__How to complete this task__.
Every line of the records below that has the word "JSON" should be copied.

__Supplied information__.
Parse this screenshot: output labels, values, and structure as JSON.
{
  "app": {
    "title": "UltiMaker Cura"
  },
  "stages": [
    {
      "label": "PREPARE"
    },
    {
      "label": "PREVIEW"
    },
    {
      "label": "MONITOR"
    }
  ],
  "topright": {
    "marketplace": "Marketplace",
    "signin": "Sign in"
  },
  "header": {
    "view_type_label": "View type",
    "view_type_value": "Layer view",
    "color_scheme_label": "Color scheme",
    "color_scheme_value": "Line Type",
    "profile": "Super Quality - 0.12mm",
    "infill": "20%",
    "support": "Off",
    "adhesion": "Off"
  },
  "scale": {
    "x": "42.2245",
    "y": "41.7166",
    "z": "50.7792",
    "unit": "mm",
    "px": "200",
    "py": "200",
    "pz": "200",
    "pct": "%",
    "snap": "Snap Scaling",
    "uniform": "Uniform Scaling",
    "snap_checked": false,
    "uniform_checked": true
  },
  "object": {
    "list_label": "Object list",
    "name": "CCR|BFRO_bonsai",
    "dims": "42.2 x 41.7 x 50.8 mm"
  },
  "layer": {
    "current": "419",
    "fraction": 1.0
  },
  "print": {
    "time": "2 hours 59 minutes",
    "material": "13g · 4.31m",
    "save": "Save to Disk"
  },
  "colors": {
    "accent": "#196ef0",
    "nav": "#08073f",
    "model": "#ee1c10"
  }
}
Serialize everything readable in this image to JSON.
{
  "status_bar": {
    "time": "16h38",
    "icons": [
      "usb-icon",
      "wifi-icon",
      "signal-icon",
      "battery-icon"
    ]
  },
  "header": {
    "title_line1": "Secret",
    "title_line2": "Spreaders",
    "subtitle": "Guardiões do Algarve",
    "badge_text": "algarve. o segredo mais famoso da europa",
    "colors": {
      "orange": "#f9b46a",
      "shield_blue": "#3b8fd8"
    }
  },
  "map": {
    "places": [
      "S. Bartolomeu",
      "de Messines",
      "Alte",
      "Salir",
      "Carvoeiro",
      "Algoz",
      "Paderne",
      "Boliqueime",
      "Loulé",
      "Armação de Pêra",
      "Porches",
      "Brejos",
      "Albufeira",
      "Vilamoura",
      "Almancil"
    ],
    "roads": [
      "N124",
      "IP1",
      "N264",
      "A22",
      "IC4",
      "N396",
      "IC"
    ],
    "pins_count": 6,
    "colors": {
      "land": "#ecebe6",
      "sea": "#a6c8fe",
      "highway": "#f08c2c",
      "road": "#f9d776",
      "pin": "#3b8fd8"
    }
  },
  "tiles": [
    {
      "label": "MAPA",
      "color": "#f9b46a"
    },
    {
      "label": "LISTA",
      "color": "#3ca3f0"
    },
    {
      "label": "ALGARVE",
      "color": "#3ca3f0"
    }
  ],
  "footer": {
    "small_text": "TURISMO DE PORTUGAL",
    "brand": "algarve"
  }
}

__Solution to the exercise__.
Parse this screenshot: output labels, values, and structure as JSON.
Serialize everything readable in this image to JSON.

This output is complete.